INDIANAPOLIS (WPTA21) - A Republican redistricting proposal released on Tuesday would likely maintain a 7-2 GOP advantage in Indiana's congressional districts, based on recent voting trends.
It would make little change to the district representing most of northeast Indiana and held by three-term incumbent US Rep. Jim Banks, a Republican.
Analysts had been watching to see how the dominant party in the state would wield its power in the once-a-decade remapping effort.
While some states have taken steps to limit political influence, the party with the advantage in the legislature holds sway in Indiana.
Tuesday's release included a proposal for each of Indiana's congressional and state House districts.
While changes must be made to address shifting populations, Indiana did not lose or gain a seat in Washington in the most recent US Census and the changes here are not among the most closely watched by political analysts.
Indiana's Third Congressional District currently includes 10 northeastern counties in their entirety, along with portions of Blackford and Kosciusko counties.
The proposed map keeps the current 10 complete counties and folds in the remaining part of Blackford, for 11 complete counties. The eastern part of Kosciusko remains -- though the boundary shifts a little -- and northern Randolph County would become part of the Third District.
Politically, what is viewed as a "safe Republican" seat would maintain a strong GOP tilt.
Former Pres. Donald Trump received nearly two-thirds of the vote in the Third District in 2020, and the boundary tweaks would have done little to change that result.
The most significant shift in party appeal if the proposal is approved would come in the Fifth District, which would become significantly more "red."
First-term US Rep. Victoria Spartz, a Republican, holds that seat.
Some analysts and insiders had been watching to see if Republicans would try to "crack" the First Congressional District, held by Democratic US Rep. Frank Mrvan.
A "crack" would involve redrawing boundaries in a way that would eliminate what is currently an advantage to one party by moving some voters into another district and "importing" an area that tends to vote with the opposition.

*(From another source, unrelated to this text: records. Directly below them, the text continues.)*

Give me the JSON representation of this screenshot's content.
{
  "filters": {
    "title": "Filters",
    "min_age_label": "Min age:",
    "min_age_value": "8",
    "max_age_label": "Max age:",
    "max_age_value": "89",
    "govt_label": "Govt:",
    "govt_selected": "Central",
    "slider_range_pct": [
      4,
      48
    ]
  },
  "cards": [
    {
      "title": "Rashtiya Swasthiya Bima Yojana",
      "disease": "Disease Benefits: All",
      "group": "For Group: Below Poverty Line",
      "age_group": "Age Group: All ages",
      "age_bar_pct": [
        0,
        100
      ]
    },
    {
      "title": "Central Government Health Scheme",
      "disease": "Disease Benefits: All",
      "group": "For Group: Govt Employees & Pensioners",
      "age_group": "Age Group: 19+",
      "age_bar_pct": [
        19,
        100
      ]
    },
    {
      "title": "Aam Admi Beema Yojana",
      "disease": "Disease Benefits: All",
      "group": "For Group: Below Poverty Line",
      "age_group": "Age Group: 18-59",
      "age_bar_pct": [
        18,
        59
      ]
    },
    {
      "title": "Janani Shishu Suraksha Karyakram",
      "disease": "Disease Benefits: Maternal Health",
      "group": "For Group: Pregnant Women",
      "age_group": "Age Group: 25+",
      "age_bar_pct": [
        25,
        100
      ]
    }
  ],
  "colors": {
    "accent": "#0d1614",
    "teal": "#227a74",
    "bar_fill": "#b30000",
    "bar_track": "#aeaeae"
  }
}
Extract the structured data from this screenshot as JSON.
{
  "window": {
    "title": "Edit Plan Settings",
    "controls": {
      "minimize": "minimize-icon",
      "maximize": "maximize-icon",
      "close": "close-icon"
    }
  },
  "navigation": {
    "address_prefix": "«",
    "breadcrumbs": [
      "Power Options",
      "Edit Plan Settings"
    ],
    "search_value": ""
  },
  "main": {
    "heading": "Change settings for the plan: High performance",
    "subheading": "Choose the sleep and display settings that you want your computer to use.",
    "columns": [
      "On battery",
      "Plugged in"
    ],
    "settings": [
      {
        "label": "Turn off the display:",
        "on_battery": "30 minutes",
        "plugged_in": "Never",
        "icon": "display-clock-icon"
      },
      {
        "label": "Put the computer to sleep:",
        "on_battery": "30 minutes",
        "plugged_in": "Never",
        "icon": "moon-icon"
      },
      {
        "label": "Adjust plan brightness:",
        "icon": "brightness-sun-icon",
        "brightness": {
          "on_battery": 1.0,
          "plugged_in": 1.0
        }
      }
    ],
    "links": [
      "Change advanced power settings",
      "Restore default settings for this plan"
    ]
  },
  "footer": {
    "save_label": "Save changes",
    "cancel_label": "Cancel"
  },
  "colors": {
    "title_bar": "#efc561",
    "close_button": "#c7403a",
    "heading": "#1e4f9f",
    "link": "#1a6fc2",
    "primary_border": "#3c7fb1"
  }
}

Early assessments suggested no such effort was made.
The current Indiana congressional delegation includes 7 Republicans and 2 Democrats.
Indiana's Democratic Party has been critical of the process, including what it has characterized as a limit on public participation.
In a statement on Tuesday, chairman Mike Schmuhl said the propowed maps "keep in place a broken system where self-serving politicians benefit at the expense of Indiana families."
A proposal for new state House districts is also being studied. Proposed state Senate boundaries have not yet been released.